=== Working data ===
—————
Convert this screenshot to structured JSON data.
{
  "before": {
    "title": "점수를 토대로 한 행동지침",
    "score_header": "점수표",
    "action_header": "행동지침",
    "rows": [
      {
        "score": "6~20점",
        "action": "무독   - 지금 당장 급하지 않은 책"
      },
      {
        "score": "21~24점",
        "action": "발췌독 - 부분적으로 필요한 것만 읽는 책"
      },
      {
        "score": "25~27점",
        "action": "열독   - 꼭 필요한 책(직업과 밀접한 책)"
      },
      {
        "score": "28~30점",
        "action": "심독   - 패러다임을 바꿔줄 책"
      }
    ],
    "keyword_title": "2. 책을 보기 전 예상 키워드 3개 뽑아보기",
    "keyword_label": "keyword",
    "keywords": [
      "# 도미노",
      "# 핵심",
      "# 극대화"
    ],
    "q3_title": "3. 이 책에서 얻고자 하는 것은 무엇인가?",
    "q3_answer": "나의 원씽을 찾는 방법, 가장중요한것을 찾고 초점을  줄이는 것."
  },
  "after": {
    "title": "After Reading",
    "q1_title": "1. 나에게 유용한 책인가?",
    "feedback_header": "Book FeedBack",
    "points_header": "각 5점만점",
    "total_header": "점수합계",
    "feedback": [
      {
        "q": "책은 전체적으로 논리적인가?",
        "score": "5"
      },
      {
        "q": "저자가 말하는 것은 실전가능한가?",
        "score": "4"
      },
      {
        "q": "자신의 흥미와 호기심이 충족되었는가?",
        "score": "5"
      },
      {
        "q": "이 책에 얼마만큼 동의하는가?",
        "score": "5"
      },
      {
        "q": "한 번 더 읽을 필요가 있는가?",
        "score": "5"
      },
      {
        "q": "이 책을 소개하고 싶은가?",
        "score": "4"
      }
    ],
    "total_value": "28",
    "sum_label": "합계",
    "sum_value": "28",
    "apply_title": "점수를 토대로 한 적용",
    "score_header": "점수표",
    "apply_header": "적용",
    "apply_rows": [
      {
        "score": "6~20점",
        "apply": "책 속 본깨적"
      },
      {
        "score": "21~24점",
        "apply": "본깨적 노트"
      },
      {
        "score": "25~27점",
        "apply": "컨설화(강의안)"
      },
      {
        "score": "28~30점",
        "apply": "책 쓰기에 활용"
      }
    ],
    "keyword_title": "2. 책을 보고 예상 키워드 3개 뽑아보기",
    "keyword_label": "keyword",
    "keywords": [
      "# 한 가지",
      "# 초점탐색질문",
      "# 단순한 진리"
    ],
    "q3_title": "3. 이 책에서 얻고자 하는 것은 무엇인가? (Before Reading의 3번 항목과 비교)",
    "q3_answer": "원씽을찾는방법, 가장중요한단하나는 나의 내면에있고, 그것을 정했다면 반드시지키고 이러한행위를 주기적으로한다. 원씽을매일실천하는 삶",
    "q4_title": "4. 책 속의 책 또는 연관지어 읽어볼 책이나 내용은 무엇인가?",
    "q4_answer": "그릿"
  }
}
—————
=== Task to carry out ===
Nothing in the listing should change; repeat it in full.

=== Answer to this task ===
Convert this screenshot to structured JSON data.
{
  "before": {
    "title": "점수를 토대로 한 행동지침",
    "score_header": "점수표",
    "action_header": "행동지침",
    "rows": [
      {
        "score": "6~20점",
        "action": "무독   - 지금 당장 급하지 않은 책"
      },
      {
        "score": "21~24점",
        "action": "발췌독 - 부분적으로 필요한 것만 읽는 책"
      },
      {
        "score": "25~27점",
        "action": "열독   - 꼭 필요한 책(직업과 밀접한 책)"
      },
      {
        "score": "28~30점",
        "action": "심독   - 패러다임을 바꿔줄 책"
      }
    ],
    "keyword_title": "2. 책을 보기 전 예상 키워드 3개 뽑아보기",
    "keyword_label": "keyword",
    "keywords": [
      "# 도미노",
      "# 핵심",
      "# 극대화"
    ],
    "q3_title": "3. 이 책에서 얻고자 하는 것은 무엇인가?",
    "q3_answer": "나의 원씽을 찾는 방법, 가장중요한것을 찾고 초점을  줄이는 것."
  },
  "after": {
    "title": "After Reading",
    "q1_title": "1. 나에게 유용한 책인가?",
    "feedback_header": "Book FeedBack",
    "points_header": "각 5점만점",
    "total_header": "점수합계",
    "feedback": [
      {
        "q": "책은 전체적으로 논리적인가?",
        "score": "5"
      },
      {
        "q": "저자가 말하는 것은 실전가능한가?",
        "score": "4"
      },
      {
        "q": "자신의 흥미와 호기심이 충족되었는가?",
        "score": "5"
      },
      {
        "q": "이 책에 얼마만큼 동의하는가?",
        "score": "5"
      },
      {
        "q": "한 번 더 읽을 필요가 있는가?",
        "score": "5"
      },
      {
        "q": "이 책을 소개하고 싶은가?",
        "score": "4"
      }
    ],
    "total_value": "28",
    "sum_label": "합계",
    "sum_value": "28",
    "apply_title": "점수를 토대로 한 적용",
    "score_header": "점수표",
    "apply_header": "적용",
    "apply_rows": [
      {
        "score": "6~20점",
        "apply": "책 속 본깨적"
      },
      {
        "score": "21~24점",
        "apply": "본깨적 노트"
      },
      {
        "score": "25~27점",
        "apply": "컨설화(강의안)"
      },
      {
        "score": "28~30점",
        "apply": "책 쓰기에 활용"
      }
    ],
    "keyword_title": "2. 책을 보고 예상 키워드 3개 뽑아보기",
    "keyword_label": "keyword",
    "keywords": [
      "# 한 가지",
      "# 초점탐색질문",
      "# 단순한 진리"
    ],
    "q3_title": "3. 이 책에서 얻고자 하는 것은 무엇인가? (Before Reading의 3번 항목과 비교)",
    "q3_answer": "원씽을찾는방법, 가장중요한단하나는 나의 내면에있고, 그것을 정했다면 반드시지키고 이러한행위를 주기적으로한다. 원씽을매일실천하는 삶",
    "q4_title": "4. 책 속의 책 또는 연관지어 읽어볼 책이나 내용은 무엇인가?",
    "q4_answer": "그릿"
  }
}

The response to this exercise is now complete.